What is being asked: Apart from the images, every record here needs to be copied exactly.

↓

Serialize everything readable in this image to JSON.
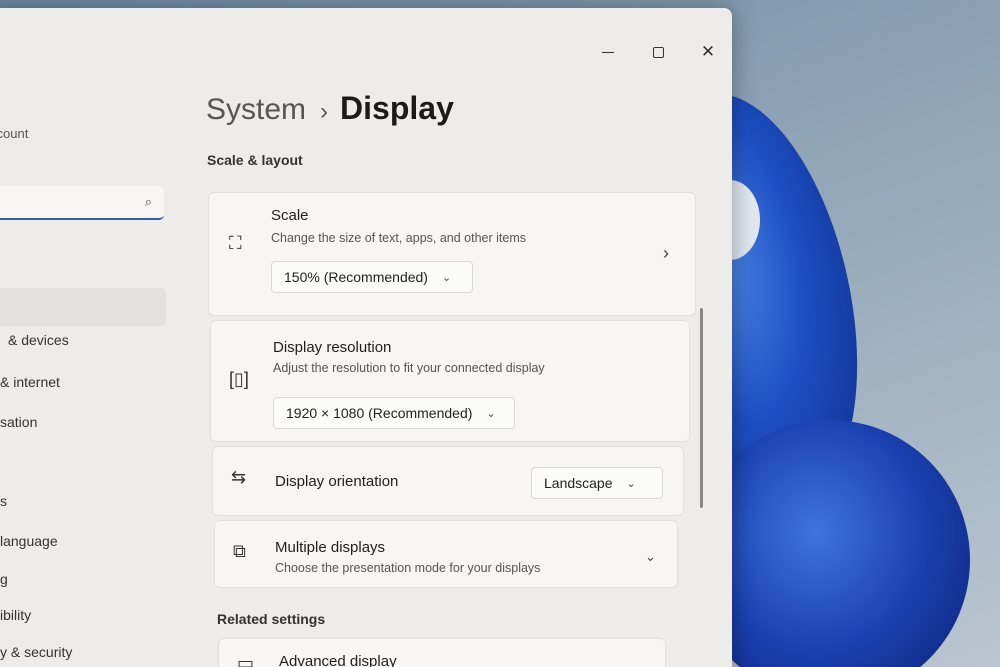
{
  "window": {
    "minimize_label": "minimize",
    "maximize_label": "maximize",
    "close_label": "✕"
  },
  "sidebar": {
    "account_text": "ccount",
    "search_placeholder": "",
    "items": [
      {
        "label": "& devices"
      },
      {
        "label": "& internet"
      },
      {
        "label": "sation"
      },
      {
        "label": "s"
      },
      {
        "label": "language"
      },
      {
        "label": "g"
      },
      {
        "label": "ibility"
      },
      {
        "label": "y & security"
      }
    ]
  },
  "breadcrumb": {
    "parent": "System",
    "separator": "›",
    "current": "Display"
  },
  "sections": {
    "scale_layout": "Scale & layout",
    "related_settings": "Related settings"
  },
  "cards": {
    "scale": {
      "icon": "resize-icon",
      "title": "Scale",
      "desc": "Change the size of text, apps, and other items",
      "value": "150% (Recommended)"
    },
    "resolution": {
      "icon": "resolution-icon",
      "title": "Display resolution",
      "desc": "Adjust the resolution to fit your connected display",
      "value": "1920 × 1080 (Recommended)"
    },
    "orientation": {
      "icon": "orientation-icon",
      "title": "Display orientation",
      "value": "Landscape"
    },
    "multiple": {
      "icon": "multiple-displays-icon",
      "title": "Multiple displays",
      "desc": "Choose the presentation mode for your displays"
    },
    "advanced": {
      "icon": "monitor-icon",
      "title": "Advanced display"
    }
  }
}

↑

Result:
Serialize everything readable in this image to JSON.
{
  "window": {
    "minimize_label": "minimize",
    "maximize_label": "maximize",
    "close_label": "✕"
  },
  "sidebar": {
    "account_text": "ccount",
    "search_placeholder": "",
    "items": [
      {
        "label": "& devices"
      },
      {
        "label": "& internet"
      },
      {
        "label": "sation"
      },
      {
        "label": "s"
      },
      {
        "label": "language"
      },
      {
        "label": "g"
      },
      {
        "label": "ibility"
      },
      {
        "label": "y & security"
      }
    ]
  },
  "breadcrumb": {
    "parent": "System",
    "separator": "›",
    "current": "Display"
  },
  "sections": {
    "scale_layout": "Scale & layout",
    "related_settings": "Related settings"
  },
  "cards": {
    "scale": {
      "icon": "resize-icon",
      "title": "Scale",
      "desc": "Change the size of text, apps, and other items",
      "value": "150% (Recommended)"
    },
    "resolution": {
      "icon": "resolution-icon",
      "title": "Display resolution",
      "desc": "Adjust the resolution to fit your connected display",
      "value": "1920 × 1080 (Recommended)"
    },
    "orientation": {
      "icon": "orientation-icon",
      "title": "Display orientation",
      "value": "Landscape"
    },
    "multiple": {
      "icon": "multiple-displays-icon",
      "title": "Multiple displays",
      "desc": "Choose the presentation mode for your displays"
    },
    "advanced": {
      "icon": "monitor-icon",
      "title": "Advanced display"
    }
  }
}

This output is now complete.